Objective: To describe the incidence and type of fetal injury identified in women undergoing cesarean delivery.
Methods: Between January 1, 1999, and December 31, 2000, a prospective cohort study of all cesarean deliveries was conducted at 13 university centers. Information regarding maternal and infant outcomes was abstracted directly from hospital charts.
Results: A total of 37,110 cesarean deliveries were included in the registry, and 418 (1.1%) had an identified fetal injury. The most common injury was skin laceration (n = 272, 0.7%). Other injuries included cephalohematoma (n = 88), clavicular fracture (n = 11), brachial plexus (n = 9), skull fracture (n = 6), and facial nerve palsy (n = 11). Among primary cesarean deliveries, deliveries with a failed forceps or vacuum attempt had the highest rate of injuries (6.9%). In women with a prior cesarean delivery, the highest rate of injury also occurred in the unsuccessful trial of forceps or vacuum (1.7%), and the lowest rate occurred in the elective repeat cesarean group (0.5%). The type of uterine incision was associated with fetal injury, 3.4% "T" or "J" incision, 1.4% for vertical incision, and 1.1% for a low transverse (P = .003), as was a skin incision-to-delivery time of 3 minutes or less. Fetal injury did not vary in frequency with the type of skin incision, preterm delivery, maternal body mass index, or infant birth weight greater than 4,000 g.

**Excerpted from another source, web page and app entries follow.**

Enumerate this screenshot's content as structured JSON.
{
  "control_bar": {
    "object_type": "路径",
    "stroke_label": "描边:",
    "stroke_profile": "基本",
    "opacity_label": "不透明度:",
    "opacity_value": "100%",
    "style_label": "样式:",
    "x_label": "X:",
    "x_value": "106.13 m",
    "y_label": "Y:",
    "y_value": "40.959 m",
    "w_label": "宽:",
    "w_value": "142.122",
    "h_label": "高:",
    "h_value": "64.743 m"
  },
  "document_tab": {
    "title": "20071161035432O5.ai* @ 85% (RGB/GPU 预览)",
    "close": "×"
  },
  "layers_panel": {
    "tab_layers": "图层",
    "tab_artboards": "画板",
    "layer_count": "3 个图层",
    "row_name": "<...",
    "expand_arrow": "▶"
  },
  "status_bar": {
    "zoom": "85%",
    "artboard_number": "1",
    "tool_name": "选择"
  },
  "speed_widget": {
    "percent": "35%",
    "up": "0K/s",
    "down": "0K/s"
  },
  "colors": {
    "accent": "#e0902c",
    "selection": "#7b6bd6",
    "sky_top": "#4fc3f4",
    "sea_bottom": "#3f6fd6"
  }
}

Conclusion: Fetal injuries complicate 1.1% of cesarean deliveries. The frequency of fetal injury at cesarean delivery varies with the indication for surgery as well as with the duration of the skin incision-to-delivery interval and the type of uterine incision.
Level of evidence: II-3.